Q&A with Navy Soccer's Gavin Snyder '14
Snyder leading his company during the Army-Navy March-On
Dec. 19, 2013
Article by Gary Lambrecht
For USNA Wave Tops
On 21 September, the Navy men's soccer team earned a 3-0 victory over George Washington to improve its record to 2-3-2. That same day, Gavin Snyder '14 came off the bench to replace injured goalkeeper Aaron Dupere '14. Little did Snyder know that the Midshipmen would take off under fifth-year coach Dave Brandt. Navy won 15 straight games, including its first Patriot League tournament, and notched its first NCAA tournament victory since 1971 with a 3-0 win over VCU before falling to Wake Forest 2-1 in the second round. In the middle of the nation's longest winning streak was Snyder, a team captain, company commander, future submarine warfare officer and product of nearby Severna Park High School. Snyder was an integral part of a Navy defense that produced 11 shutouts during the Mids' incredible two-month run. Writer Gary Lambrecht recently caught up with Snyder, who made the most of his last go-round in a soccer uniform by setting school records for solo shutouts (10), goals-against average (0.37) and an NCAA-best save percentage of .917.
Q: When you took over the goalie position, could you sense anything this special might happen?
A: It was pretty amazing the way we just woke up. We knew it was coming because we came into the season with a hunger and so much talent. It was a long time overdue for us to click. There was a point when we just knew we were going to win. It was only a question of how and when we were going to do it. We knew we were going to beat you.
Q: Can you point to what turned things around?
A: After we lost to High Point [dropping Navy's record to 1-2-2 on September 14], some of the seniors went into our coach's office and had a meeting with him. They basically told Coach Brandt that we can't keep doing this. We have to start winning. Then, we went to UMBC and lost in double overtime. That was the turning point in our season. I don't know how my replacing Aaron correlated to our team's success. Our back line and midfield were incredible and we got great pressure from our [forwards] up top. All of those records that I set? Those really are team records.
Q: What's it like playing for Brandt?
A: He's definitely a guy who is always pursuing excellence, and he knows how to bring us together. Everything you see on the field is Coach Brandt's style and soccer brain being portrayed.
Q: You started the season opener in 2011 and lost to VCU 4-1, and it took a year to regain the starting job before you lost it to Dupere again last summer. Was your sophomore year a humbling experience?
A: Aaron is a much better goalkeeper than I am, and it was extremely unfortunate that he was plagued by injuries. When I came in as a freshman, there were things I had to change. There is a lot of fine-tuning that goes into playing that position. You have to focus so much on footwork. You have to learn to shuffle your feet more and make the hard saves look easy, instead of making a glorious diving save because your footwork is bad. That loss to VCU was my worst performance ever as a goalie. My confidence really didn't start to come up until last year.

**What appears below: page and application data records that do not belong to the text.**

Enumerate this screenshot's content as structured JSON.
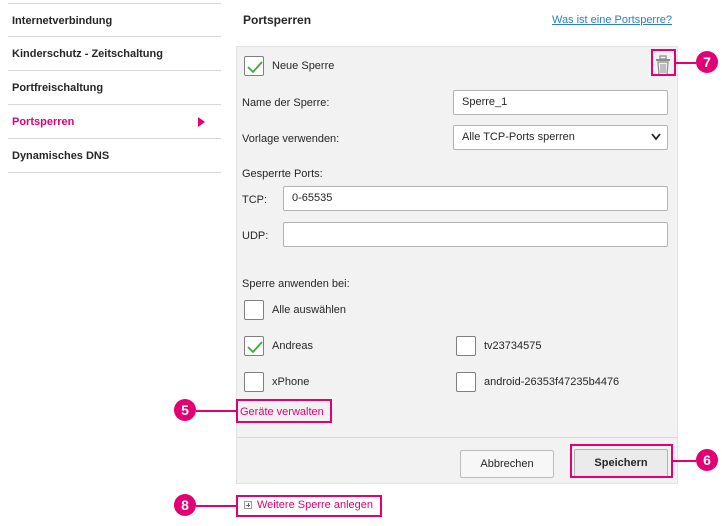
{
  "sidebar": {
    "items": [
      {
        "label": "Internetverbindung"
      },
      {
        "label": "Kinderschutz - Zeitschaltung"
      },
      {
        "label": "Portfreischaltung"
      },
      {
        "label": "Portsperren"
      },
      {
        "label": "Dynamisches DNS"
      }
    ],
    "active_index": 3
  },
  "panel": {
    "title": "Portsperren",
    "help_link": "Was ist eine Portsperre?"
  },
  "rule": {
    "new_rule_label": "Neue Sperre",
    "new_rule_checked": true,
    "name_label": "Name der Sperre:",
    "name_value": "Sperre_1",
    "template_label": "Vorlage verwenden:",
    "template_value": "Alle TCP-Ports sperren",
    "blocked_ports_label": "Gesperrte Ports:",
    "tcp_label": "TCP:",
    "tcp_value": "0-65535",
    "udp_label": "UDP:",
    "udp_value": ""
  },
  "apply": {
    "label": "Sperre anwenden bei:",
    "select_all_label": "Alle auswählen",
    "select_all_checked": false,
    "devices": [
      {
        "name": "Andreas",
        "checked": true
      },
      {
        "name": "tv23734575",
        "checked": false
      },
      {
        "name": "xPhone",
        "checked": false
      },
      {
        "name": "android-26353f47235b4476",
        "checked": false
      }
    ],
    "manage_devices_link": "Geräte verwalten"
  },
  "buttons": {
    "cancel": "Abbrechen",
    "save": "Speichern"
  },
  "add_rule_link": "Weitere Sperre anlegen",
  "markers": [
    "5",
    "6",
    "7",
    "8"
  ],
  "colors": {
    "accent": "#e20074",
    "link_blue": "#2c7fc4",
    "form_bg": "#f2f2f2",
    "check_green": "#3cab3c"
  }
}
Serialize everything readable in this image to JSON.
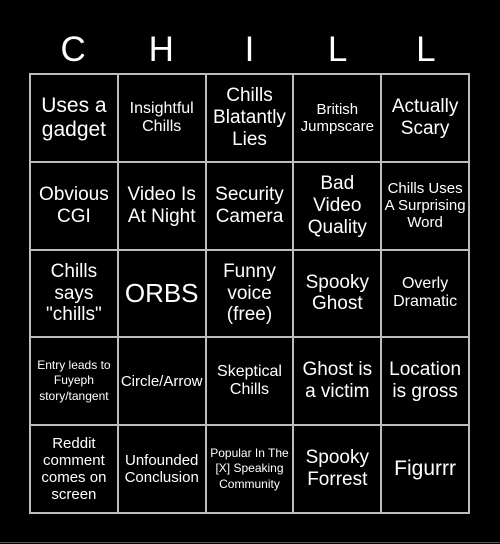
{
  "title_letters": [
    "C",
    "H",
    "I",
    "L",
    "L"
  ],
  "cells": [
    "Uses a gadget",
    "Insightful Chills",
    "Chills Blatantly Lies",
    "British Jumpscare",
    "Actually Scary",
    "Obvious CGI",
    "Video Is At Night",
    "Security Camera",
    "Bad Video Quality",
    "Chills Uses A Surprising Word",
    "Chills says \"chills\"",
    "ORBS",
    "Funny voice (free)",
    "Spooky Ghost",
    "Overly Dramatic",
    "Entry leads to Fuyeph story/tangent",
    "Circle/Arrow",
    "Skeptical Chills",
    "Ghost is a victim",
    "Location is gross",
    "Reddit comment comes on screen",
    "Unfounded Conclusion",
    "Popular In The [X] Speaking Community",
    "Spooky Forrest",
    "Figurrr"
  ],
  "colors": {
    "background": "#000000",
    "text": "#ffffff",
    "grid_line": "#bdbdbd"
  }
}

Q: Is it true that playing goalie requires someone who is a little crazy?
A: I always tell people that field players are the crazy ones. They spend their time chasing after the ball, and I let the ball come to me. I just stand there.
Q: Still, there is certainly a level of danger associated with the position. What's the most painful thing that ever happened to you?
A: I've been lucky to get away with a lot. There are the occasional clips in the head when you get down where all of the feet are. The worst [incident] was my junior year at Severna Park. We were playing Broadneck High School [in Annapolis] in a regional semifinal. I went up to catch a cross. When I jumped in the air, somebody cut my legs out from under me, and I came down hard on my shoulder and broke my collarbone. I went over to one of my [teammates] and asked him to pop my shoulder back in because I thought it was just a dislocation. He said, "No, I'd better not."
Q: Broadneck was one of your big rivals growing up in Anne Arundel County. [Navy senior midfielder] Guy Skord came from Broadneck. Did you guys fall in line easily as Navy teammates?
A: We played on the same rec team for two years, and we kept in touch as rivals in high school. We ended up at the same Navy [soccer] camp, and we think there was one moment that got us both recruited. [Skord] hit a ridiculous volley and I got a hand on it to save it. Coach Brandt was watching.
Q: And now, here you are, with a great, unexpected senior season behind you, and you're primed to graduate in May and be commissioned as a submarine warfare officer. Does your head spin when you contemplate the way things have worked out?
A: Coming here was a blessing that kind of fell into my lap. I grew up around here, but if you had told me in the ninth grade that I would come to the Naval Academy, I would have said, "Hmmm." If you had told me as a senior I would be a company commander and a captain on the soccer team, I wouldn't have believed you. This place has allowed me to grow a lot.